■ Exercise prompt
Please count the lines in the data below that hold "desc" and answer with the number by itself.

■ Extracted records
▬▬▬

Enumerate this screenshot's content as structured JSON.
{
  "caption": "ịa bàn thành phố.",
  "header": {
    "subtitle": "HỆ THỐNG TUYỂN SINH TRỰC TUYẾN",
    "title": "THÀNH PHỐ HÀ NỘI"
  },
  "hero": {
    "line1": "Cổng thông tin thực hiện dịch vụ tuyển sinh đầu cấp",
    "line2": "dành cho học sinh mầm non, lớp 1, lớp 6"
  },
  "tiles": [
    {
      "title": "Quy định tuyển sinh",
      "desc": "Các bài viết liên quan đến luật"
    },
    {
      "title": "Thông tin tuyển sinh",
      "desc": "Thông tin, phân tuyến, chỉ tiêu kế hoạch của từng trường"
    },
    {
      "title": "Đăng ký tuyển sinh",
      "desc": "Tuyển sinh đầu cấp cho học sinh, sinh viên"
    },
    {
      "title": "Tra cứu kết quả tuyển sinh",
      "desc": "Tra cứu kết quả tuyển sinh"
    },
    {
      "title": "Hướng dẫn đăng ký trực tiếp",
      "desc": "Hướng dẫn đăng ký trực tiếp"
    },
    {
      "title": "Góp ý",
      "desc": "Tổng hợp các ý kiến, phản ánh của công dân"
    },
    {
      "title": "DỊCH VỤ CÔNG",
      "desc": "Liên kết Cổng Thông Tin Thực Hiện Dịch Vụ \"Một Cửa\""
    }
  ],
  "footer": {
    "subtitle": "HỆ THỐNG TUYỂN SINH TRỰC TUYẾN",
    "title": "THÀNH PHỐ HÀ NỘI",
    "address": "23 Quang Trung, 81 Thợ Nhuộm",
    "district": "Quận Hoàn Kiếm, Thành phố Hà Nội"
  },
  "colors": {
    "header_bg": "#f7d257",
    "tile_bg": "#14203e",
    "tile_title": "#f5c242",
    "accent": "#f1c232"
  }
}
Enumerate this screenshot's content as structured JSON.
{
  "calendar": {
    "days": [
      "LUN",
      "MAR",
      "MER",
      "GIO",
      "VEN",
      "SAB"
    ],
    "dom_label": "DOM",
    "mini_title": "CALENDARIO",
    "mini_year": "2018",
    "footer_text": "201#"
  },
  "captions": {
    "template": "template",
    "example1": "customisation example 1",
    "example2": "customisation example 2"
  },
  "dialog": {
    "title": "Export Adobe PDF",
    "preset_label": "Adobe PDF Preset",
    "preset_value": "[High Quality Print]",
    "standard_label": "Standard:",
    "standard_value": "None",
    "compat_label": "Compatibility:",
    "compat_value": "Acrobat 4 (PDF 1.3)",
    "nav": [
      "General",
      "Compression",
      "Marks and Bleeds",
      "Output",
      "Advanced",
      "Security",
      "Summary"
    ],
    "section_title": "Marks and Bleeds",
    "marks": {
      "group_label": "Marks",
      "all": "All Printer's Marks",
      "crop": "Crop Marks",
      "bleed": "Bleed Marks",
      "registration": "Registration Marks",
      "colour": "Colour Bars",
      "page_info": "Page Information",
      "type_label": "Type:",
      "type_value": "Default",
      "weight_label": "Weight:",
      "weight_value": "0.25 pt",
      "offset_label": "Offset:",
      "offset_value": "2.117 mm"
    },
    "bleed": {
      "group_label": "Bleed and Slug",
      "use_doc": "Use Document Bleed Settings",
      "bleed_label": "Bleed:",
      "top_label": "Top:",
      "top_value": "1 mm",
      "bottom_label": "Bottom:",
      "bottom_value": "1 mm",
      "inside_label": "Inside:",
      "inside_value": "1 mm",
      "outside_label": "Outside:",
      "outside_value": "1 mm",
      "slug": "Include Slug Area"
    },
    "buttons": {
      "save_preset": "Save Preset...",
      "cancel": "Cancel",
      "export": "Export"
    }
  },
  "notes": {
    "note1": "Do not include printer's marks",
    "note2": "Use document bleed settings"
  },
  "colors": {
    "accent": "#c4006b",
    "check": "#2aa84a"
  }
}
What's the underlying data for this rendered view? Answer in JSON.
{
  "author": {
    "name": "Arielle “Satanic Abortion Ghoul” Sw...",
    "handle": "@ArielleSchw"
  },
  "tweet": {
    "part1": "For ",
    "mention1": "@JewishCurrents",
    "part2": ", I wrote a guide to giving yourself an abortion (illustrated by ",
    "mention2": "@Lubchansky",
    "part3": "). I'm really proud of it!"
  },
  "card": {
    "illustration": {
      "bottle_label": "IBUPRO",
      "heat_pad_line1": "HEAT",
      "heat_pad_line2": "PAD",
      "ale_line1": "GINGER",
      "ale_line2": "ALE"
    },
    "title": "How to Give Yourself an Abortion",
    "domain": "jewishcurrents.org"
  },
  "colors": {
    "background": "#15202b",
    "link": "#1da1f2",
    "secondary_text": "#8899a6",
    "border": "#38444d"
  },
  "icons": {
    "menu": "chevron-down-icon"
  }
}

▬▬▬

■ Answer for the task
7